(Website and app data records)
◇ ◇ ◇ ◇

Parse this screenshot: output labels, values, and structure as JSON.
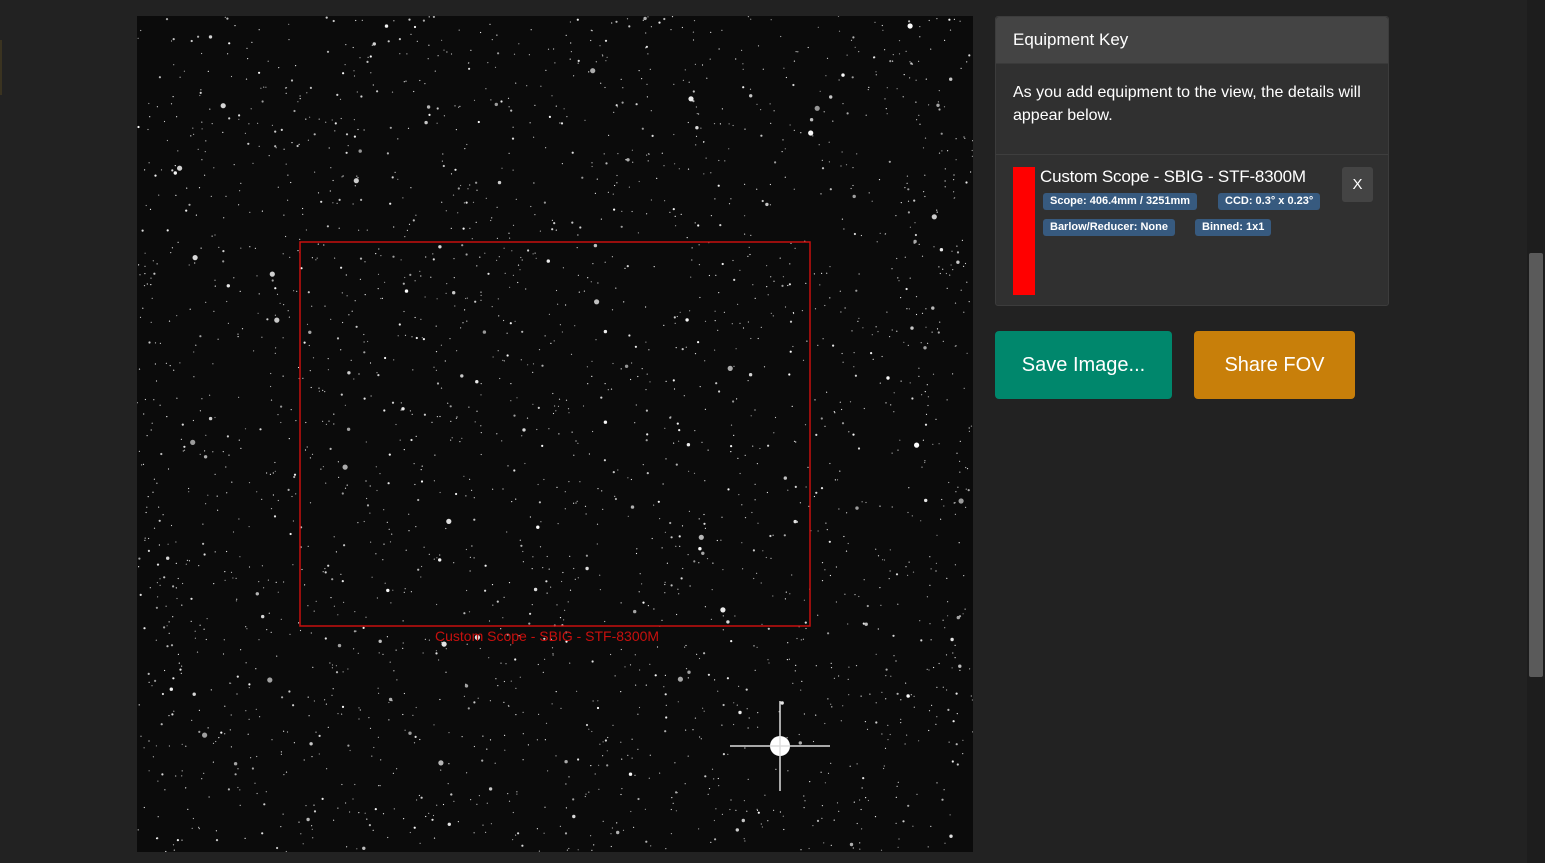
{
  "starfield": {
    "fov_label": "Custom Scope - SBIG - STF-8300M",
    "fov_color": "#c8100e"
  },
  "equipment_key": {
    "title": "Equipment Key",
    "intro": "As you add equipment to the view, the details will appear below.",
    "item": {
      "name": "Custom Scope - SBIG - STF-8300M",
      "swatch_color": "#ff0000",
      "badges": {
        "scope": "Scope: 406.4mm / 3251mm",
        "ccd": "CCD: 0.3° x 0.23°",
        "barlow": "Barlow/Reducer: None",
        "binned": "Binned: 1x1"
      },
      "remove_label": "X"
    }
  },
  "actions": {
    "save_label": "Save Image...",
    "share_label": "Share FOV"
  },
  "colors": {
    "background": "#222222",
    "save_button": "#00876c",
    "share_button": "#c87f0a",
    "badge": "#375a7f"
  }
}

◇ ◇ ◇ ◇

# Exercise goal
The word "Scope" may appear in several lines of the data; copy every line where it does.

# Reply
    "fov_label": "Custom Scope - SBIG - STF-8300M",
      "name": "Custom Scope - SBIG - STF-8300M",
        "scope": "Scope: 406.4mm / 3251mm",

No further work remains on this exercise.